**YOUR INSTRUCTIONS**.
State how many lines of the listing below include the word "JSON". Give only the number.

**AVAILABLE DATA**.
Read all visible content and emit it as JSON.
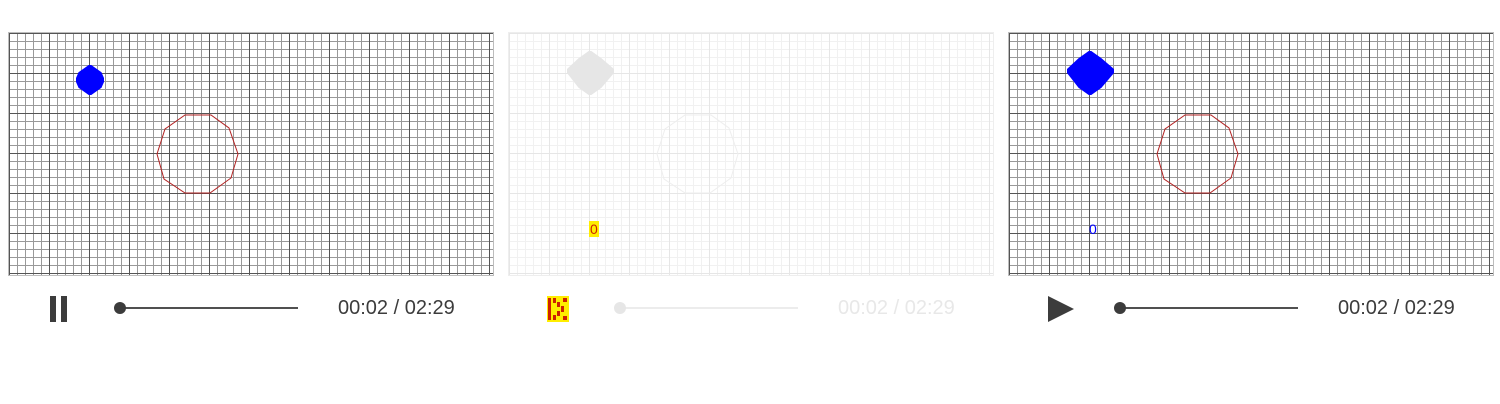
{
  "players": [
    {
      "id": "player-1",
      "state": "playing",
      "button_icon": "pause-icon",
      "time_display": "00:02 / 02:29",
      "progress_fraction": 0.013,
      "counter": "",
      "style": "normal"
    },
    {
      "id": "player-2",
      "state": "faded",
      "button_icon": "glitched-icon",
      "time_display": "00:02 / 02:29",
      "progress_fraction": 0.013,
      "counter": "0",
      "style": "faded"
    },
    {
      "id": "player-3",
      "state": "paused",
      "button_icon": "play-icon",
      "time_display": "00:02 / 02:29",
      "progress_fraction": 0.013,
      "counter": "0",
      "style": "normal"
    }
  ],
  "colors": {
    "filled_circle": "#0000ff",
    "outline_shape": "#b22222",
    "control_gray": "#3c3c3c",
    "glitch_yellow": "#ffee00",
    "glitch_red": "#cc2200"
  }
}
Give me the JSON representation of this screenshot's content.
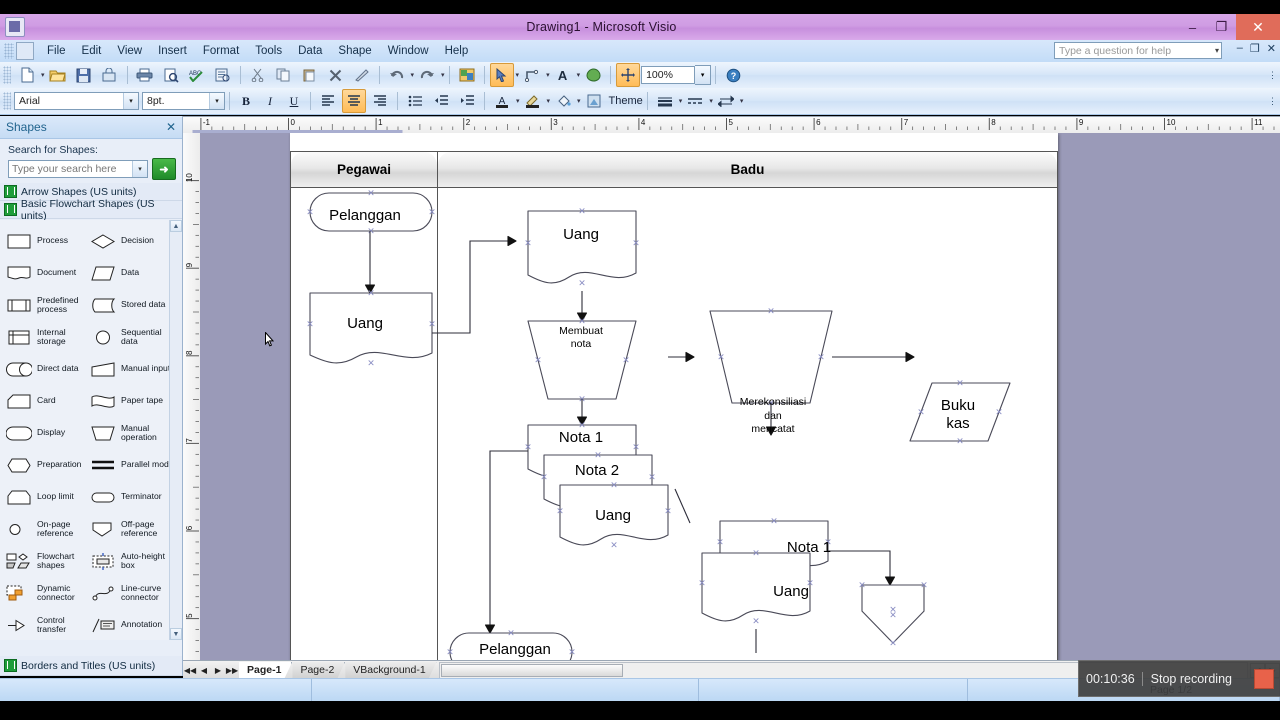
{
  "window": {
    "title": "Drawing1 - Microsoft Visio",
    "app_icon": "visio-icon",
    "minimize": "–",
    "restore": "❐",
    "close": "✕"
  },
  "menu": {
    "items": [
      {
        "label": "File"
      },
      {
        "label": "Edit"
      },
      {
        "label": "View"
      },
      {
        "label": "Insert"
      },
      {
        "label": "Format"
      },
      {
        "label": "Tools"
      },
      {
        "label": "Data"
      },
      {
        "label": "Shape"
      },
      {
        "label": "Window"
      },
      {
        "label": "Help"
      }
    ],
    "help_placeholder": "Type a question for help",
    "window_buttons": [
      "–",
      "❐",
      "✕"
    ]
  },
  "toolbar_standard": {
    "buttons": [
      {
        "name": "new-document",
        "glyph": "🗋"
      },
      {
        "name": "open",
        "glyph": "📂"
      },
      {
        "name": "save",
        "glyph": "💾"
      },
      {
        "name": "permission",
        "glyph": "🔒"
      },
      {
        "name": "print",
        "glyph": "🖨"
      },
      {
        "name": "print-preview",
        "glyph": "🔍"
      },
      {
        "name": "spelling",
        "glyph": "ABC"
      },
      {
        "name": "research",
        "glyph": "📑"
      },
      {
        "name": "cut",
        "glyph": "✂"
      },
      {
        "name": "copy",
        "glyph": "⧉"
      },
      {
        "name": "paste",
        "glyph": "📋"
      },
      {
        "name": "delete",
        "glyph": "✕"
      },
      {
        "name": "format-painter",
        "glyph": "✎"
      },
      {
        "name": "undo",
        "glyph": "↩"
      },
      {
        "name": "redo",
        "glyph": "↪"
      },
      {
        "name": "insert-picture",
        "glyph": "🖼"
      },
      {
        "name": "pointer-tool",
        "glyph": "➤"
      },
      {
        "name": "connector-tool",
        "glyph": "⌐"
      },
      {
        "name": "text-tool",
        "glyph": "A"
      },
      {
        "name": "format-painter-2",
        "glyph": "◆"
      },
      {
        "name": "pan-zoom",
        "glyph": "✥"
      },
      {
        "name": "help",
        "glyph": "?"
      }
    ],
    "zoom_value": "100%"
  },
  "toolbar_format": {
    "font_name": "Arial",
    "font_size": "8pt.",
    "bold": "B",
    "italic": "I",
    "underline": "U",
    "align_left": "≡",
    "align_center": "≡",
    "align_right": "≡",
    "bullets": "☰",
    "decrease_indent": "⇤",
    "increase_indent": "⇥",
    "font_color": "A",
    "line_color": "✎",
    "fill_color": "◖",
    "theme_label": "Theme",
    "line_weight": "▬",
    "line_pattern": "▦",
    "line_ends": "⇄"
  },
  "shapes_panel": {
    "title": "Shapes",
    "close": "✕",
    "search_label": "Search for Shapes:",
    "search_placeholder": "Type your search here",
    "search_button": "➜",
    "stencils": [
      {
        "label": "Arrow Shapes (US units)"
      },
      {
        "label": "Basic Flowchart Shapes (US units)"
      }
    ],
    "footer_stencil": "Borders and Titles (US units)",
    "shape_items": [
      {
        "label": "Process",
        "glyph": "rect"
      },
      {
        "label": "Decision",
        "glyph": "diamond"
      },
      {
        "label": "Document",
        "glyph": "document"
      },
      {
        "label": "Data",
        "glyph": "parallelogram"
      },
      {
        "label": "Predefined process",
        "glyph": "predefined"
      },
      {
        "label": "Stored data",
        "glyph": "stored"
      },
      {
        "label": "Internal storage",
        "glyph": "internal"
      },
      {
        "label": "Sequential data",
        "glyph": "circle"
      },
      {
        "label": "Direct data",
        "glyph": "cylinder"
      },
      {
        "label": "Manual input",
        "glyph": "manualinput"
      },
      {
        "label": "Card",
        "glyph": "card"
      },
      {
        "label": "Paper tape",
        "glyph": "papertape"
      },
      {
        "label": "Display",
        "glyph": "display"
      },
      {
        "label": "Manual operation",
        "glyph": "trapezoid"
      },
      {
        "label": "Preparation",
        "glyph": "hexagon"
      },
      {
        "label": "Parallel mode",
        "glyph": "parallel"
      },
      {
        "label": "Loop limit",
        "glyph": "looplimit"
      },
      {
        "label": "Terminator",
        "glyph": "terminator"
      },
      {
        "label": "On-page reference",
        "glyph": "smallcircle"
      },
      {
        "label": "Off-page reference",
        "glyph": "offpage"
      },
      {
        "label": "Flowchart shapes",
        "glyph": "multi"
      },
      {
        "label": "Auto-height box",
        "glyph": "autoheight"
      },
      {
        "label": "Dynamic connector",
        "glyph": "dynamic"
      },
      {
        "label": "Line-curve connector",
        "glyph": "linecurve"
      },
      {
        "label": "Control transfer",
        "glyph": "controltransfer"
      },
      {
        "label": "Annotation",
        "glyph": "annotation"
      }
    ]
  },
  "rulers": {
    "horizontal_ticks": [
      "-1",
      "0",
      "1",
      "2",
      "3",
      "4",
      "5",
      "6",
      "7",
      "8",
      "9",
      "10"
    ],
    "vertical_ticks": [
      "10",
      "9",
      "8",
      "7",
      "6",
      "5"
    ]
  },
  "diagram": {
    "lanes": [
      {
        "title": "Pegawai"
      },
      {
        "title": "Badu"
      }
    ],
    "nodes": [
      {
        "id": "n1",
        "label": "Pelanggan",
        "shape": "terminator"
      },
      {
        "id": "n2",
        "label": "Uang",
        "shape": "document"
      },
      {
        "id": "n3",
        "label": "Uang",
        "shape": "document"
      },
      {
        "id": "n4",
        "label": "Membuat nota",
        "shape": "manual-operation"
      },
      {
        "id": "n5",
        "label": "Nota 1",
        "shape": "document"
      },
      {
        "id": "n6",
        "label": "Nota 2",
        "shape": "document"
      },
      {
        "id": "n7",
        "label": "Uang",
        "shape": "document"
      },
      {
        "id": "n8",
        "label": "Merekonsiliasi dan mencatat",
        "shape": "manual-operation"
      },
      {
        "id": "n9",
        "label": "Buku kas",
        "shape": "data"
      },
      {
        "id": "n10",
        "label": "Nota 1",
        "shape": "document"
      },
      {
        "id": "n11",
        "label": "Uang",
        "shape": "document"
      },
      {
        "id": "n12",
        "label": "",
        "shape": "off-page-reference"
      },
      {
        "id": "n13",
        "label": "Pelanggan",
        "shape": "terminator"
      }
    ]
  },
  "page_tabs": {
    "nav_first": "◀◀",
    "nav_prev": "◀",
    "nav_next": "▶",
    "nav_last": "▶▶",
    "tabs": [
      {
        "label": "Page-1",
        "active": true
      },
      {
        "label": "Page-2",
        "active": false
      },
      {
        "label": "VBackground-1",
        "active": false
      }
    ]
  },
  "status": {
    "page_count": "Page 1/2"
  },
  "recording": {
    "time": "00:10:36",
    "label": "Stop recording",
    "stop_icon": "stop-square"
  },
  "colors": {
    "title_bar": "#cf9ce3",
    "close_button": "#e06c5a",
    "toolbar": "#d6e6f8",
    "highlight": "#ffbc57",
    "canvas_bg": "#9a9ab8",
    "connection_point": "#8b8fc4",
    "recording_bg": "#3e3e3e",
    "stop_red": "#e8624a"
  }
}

**OUTPUT FOR THIS TASK**.
2